The second point is to mention that some think the police are there to protect us and we should let them do their job. This is a dangerous way to think. I have a great respect for police. I have been the chaplain to a police department and have been on several ride alongs with others. But we know that when seconds matter, police are minutes away. This is not an insult to them. They cannot physically be everyplace. What this means is that police are not the “First Responders” as they are commonly called today. Think about it. A person is robbing me. Who is the first person that needs to respond to the situation? ME! I am the first responder to my own situation. That response may be to dial 911, but often there is no time, I must act now.
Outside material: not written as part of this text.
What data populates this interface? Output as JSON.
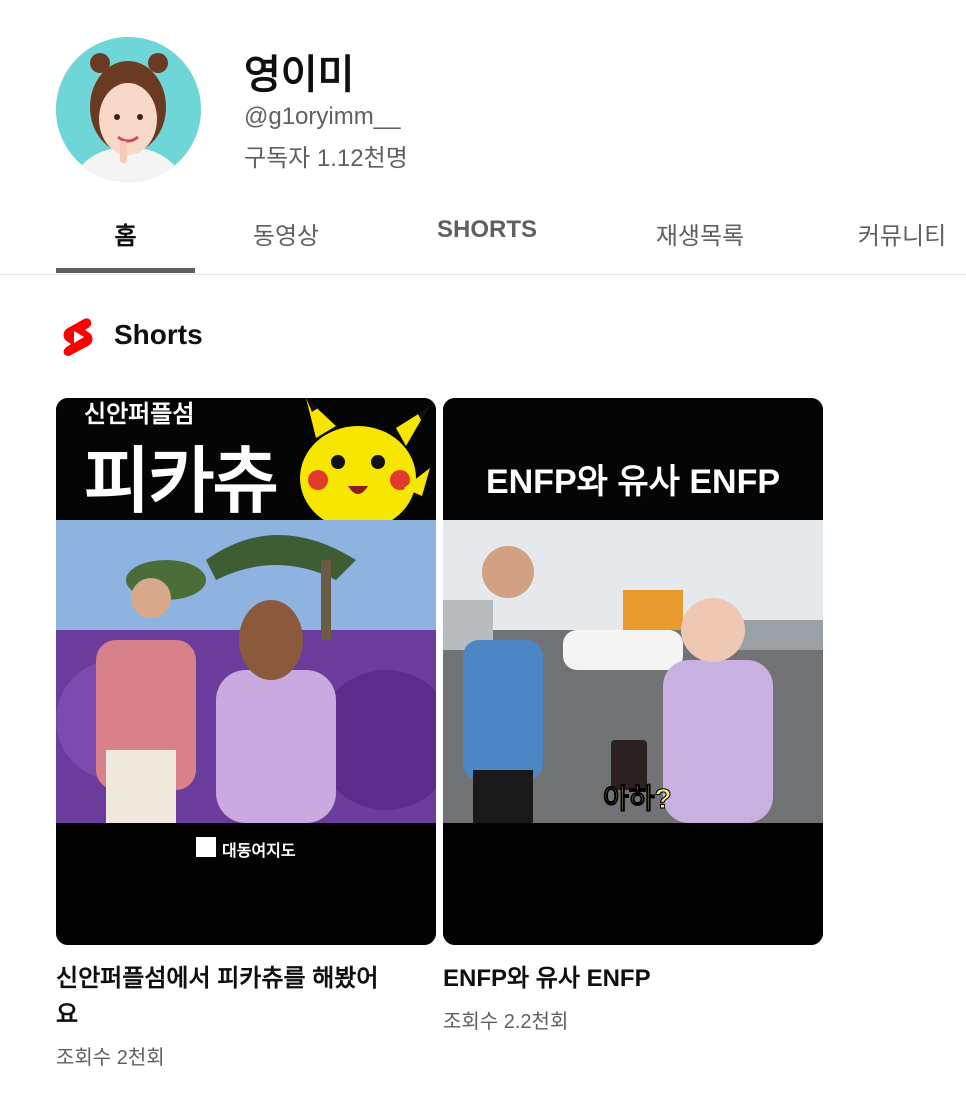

It is agreed that once the police are there, they are the best trained to meet the needs of the situation and that we should stand back and let them do their job. But until they get there, we must deal with the situation as best as we can without (God willing) getting hurt or killed.
Who is the Second Responder? Any bystanders. How would you feel if you saw someone getting raped and you could have done something if only you had gun? But no, the best I can do is break out my phone dial 911 and take pictures. The police show up 30 minutes later and take your statement. The poor lady, well, she is too traumatized or dead to give a statement by that time. In other words, police are the Third Responders. Thank God when they get there, we hope they can find the guy before he rapes again.
Let us empower our people with legal, doctrinal and moral truth so they can make the best decisions that they can in the God given right to self-defense of themselves and their loved ones. For this reason and more, the Church is a GREAT place to have a CPL class.